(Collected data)
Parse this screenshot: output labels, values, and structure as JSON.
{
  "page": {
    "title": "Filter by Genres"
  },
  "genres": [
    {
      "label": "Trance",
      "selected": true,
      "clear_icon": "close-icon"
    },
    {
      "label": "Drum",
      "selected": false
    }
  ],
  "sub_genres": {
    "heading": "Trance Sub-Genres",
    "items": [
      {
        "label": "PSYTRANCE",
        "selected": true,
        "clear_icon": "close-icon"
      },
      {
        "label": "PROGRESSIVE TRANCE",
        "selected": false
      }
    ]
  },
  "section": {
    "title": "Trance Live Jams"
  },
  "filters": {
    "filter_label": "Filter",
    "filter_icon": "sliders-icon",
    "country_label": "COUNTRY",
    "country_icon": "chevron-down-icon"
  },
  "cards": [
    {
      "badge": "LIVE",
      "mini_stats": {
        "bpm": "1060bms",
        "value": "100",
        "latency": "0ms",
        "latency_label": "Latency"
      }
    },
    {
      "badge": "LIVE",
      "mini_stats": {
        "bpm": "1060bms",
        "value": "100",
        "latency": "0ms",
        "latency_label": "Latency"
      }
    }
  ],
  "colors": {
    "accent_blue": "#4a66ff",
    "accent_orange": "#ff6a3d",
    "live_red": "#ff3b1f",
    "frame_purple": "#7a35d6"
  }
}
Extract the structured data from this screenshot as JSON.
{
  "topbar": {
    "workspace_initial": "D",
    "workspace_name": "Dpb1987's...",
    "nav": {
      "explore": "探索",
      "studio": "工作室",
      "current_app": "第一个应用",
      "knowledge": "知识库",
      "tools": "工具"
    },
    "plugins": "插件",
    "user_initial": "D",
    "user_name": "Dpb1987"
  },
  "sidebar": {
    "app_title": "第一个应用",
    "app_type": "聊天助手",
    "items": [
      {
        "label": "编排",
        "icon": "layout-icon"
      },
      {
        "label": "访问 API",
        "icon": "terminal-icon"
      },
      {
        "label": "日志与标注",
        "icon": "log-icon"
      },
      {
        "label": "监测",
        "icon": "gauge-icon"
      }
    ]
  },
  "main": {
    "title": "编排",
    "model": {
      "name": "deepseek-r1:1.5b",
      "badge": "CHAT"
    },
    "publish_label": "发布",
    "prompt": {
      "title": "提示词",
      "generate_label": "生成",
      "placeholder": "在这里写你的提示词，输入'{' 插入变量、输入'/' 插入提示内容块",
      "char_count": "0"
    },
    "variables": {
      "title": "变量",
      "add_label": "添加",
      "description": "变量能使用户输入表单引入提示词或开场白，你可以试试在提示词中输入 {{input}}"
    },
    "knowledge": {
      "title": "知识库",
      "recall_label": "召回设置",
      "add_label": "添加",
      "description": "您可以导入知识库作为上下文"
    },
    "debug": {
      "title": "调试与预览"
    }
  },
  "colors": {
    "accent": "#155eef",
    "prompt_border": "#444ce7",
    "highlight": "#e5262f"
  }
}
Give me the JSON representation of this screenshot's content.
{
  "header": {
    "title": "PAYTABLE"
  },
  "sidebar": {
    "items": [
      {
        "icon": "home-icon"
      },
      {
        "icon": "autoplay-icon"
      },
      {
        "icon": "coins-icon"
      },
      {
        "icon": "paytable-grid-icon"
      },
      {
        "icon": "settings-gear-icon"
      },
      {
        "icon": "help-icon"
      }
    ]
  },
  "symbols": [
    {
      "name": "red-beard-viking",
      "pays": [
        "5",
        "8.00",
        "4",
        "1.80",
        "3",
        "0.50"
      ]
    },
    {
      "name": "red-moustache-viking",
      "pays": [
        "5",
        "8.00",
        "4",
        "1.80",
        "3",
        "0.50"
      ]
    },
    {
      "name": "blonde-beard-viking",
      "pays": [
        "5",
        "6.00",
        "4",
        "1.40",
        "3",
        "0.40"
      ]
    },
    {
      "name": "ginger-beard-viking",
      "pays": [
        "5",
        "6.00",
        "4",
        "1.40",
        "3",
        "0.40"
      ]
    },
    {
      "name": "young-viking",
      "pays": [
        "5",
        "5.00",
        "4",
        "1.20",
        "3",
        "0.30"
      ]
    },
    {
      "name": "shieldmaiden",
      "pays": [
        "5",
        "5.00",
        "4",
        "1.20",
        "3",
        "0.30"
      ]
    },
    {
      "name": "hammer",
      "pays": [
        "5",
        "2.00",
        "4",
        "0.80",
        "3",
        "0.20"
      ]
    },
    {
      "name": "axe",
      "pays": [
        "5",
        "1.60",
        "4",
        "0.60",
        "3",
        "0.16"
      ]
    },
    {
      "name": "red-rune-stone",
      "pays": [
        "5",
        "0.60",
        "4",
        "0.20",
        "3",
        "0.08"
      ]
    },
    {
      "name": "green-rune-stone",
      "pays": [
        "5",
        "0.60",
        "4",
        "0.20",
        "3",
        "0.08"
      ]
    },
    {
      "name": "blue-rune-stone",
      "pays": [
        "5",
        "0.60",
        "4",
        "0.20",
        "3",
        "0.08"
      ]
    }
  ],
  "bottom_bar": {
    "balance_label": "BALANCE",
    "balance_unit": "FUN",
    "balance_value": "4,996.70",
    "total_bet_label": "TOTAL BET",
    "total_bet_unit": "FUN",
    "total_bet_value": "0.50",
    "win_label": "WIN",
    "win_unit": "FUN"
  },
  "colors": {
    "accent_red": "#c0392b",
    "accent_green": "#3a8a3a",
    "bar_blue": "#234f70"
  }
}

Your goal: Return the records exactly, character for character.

Response:
Parse this screenshot: output labels, values, and structure as JSON.
{
  "page": {
    "title": "Filter by Genres"
  },
  "genres": [
    {
      "label": "Trance",
      "selected": true,
      "clear_icon": "close-icon"
    },
    {
      "label": "Drum",
      "selected": false
    }
  ],
  "sub_genres": {
    "heading": "Trance Sub-Genres",
    "items": [
      {
        "label": "PSYTRANCE",
        "selected": true,
        "clear_icon": "close-icon"
      },
      {
        "label": "PROGRESSIVE TRANCE",
        "selected": false
      }
    ]
  },
  "section": {
    "title": "Trance Live Jams"
  },
  "filters": {
    "filter_label": "Filter",
    "filter_icon": "sliders-icon",
    "country_label": "COUNTRY",
    "country_icon": "chevron-down-icon"
  },
  "cards": [
    {
      "badge": "LIVE",
      "mini_stats": {
        "bpm": "1060bms",
        "value": "100",
        "latency": "0ms",
        "latency_label": "Latency"
      }
    },
    {
      "badge": "LIVE",
      "mini_stats": {
        "bpm": "1060bms",
        "value": "100",
        "latency": "0ms",
        "latency_label": "Latency"
      }
    }
  ],
  "colors": {
    "accent_blue": "#4a66ff",
    "accent_orange": "#ff6a3d",
    "live_red": "#ff3b1f",
    "frame_purple": "#7a35d6"
  }
}
Extract the structured data from this screenshot as JSON.
{
  "topbar": {
    "workspace_initial": "D",
    "workspace_name": "Dpb1987's...",
    "nav": {
      "explore": "探索",
      "studio": "工作室",
      "current_app": "第一个应用",
      "knowledge": "知识库",
      "tools": "工具"
    },
    "plugins": "插件",
    "user_initial": "D",
    "user_name": "Dpb1987"
  },
  "sidebar": {
    "app_title": "第一个应用",
    "app_type": "聊天助手",
    "items": [
      {
        "label": "编排",
        "icon": "layout-icon"
      },
      {
        "label": "访问 API",
        "icon": "terminal-icon"
      },
      {
        "label": "日志与标注",
        "icon": "log-icon"
      },
      {
        "label": "监测",
        "icon": "gauge-icon"
      }
    ]
  },
  "main": {
    "title": "编排",
    "model": {
      "name": "deepseek-r1:1.5b",
      "badge": "CHAT"
    },
    "publish_label": "发布",
    "prompt": {
      "title": "提示词",
      "generate_label": "生成",
      "placeholder": "在这里写你的提示词，输入'{' 插入变量、输入'/' 插入提示内容块",
      "char_count": "0"
    },
    "variables": {
      "title": "变量",
      "add_label": "添加",
      "description": "变量能使用户输入表单引入提示词或开场白，你可以试试在提示词中输入 {{input}}"
    },
    "knowledge": {
      "title": "知识库",
      "recall_label": "召回设置",
      "add_label": "添加",
      "description": "您可以导入知识库作为上下文"
    },
    "debug": {
      "title": "调试与预览"
    }
  },
  "colors": {
    "accent": "#155eef",
    "prompt_border": "#444ce7",
    "highlight": "#e5262f"
  }
}
Give me the JSON representation of this screenshot's content.
{
  "header": {
    "title": "PAYTABLE"
  },
  "sidebar": {
    "items": [
      {
        "icon": "home-icon"
      },
      {
        "icon": "autoplay-icon"
      },
      {
        "icon": "coins-icon"
      },
      {
        "icon": "paytable-grid-icon"
      },
      {
        "icon": "settings-gear-icon"
      },
      {
        "icon": "help-icon"
      }
    ]
  },
  "symbols": [
    {
      "name": "red-beard-viking",
      "pays": [
        "5",
        "8.00",
        "4",
        "1.80",
        "3",
        "0.50"
      ]
    },
    {
      "name": "red-moustache-viking",
      "pays": [
        "5",
        "8.00",
        "4",
        "1.80",
        "3",
        "0.50"
      ]
    },
    {
      "name": "blonde-beard-viking",
      "pays": [
        "5",
        "6.00",
        "4",
        "1.40",
        "3",
        "0.40"
      ]
    },
    {
      "name": "ginger-beard-viking",
      "pays": [
        "5",
        "6.00",
        "4",
        "1.40",
        "3",
        "0.40"
      ]
    },
    {
      "name": "young-viking",
      "pays": [
        "5",
        "5.00",
        "4",
        "1.20",
        "3",
        "0.30"
      ]
    },
    {
      "name": "shieldmaiden",
      "pays": [
        "5",
        "5.00",
        "4",
        "1.20",
        "3",
        "0.30"
      ]
    },
    {
      "name": "hammer",
      "pays": [
        "5",
        "2.00",
        "4",
        "0.80",
        "3",
        "0.20"
      ]
    },
    {
      "name": "axe",
      "pays": [
        "5",
        "1.60",
        "4",
        "0.60",
        "3",
        "0.16"
      ]
    },
    {
      "name": "red-rune-stone",
      "pays": [
        "5",
        "0.60",
        "4",
        "0.20",
        "3",
        "0.08"
      ]
    },
    {
      "name": "green-rune-stone",
      "pays": [
        "5",
        "0.60",
        "4",
        "0.20",
        "3",
        "0.08"
      ]
    },
    {
      "name": "blue-rune-stone",
      "pays": [
        "5",
        "0.60",
        "4",
        "0.20",
        "3",
        "0.08"
      ]
    }
  ],
  "bottom_bar": {
    "balance_label": "BALANCE",
    "balance_unit": "FUN",
    "balance_value": "4,996.70",
    "total_bet_label": "TOTAL BET",
    "total_bet_unit": "FUN",
    "total_bet_value": "0.50",
    "win_label": "WIN",
    "win_unit": "FUN"
  },
  "colors": {
    "accent_red": "#c0392b",
    "accent_green": "#3a8a3a",
    "bar_blue": "#234f70"
  }
}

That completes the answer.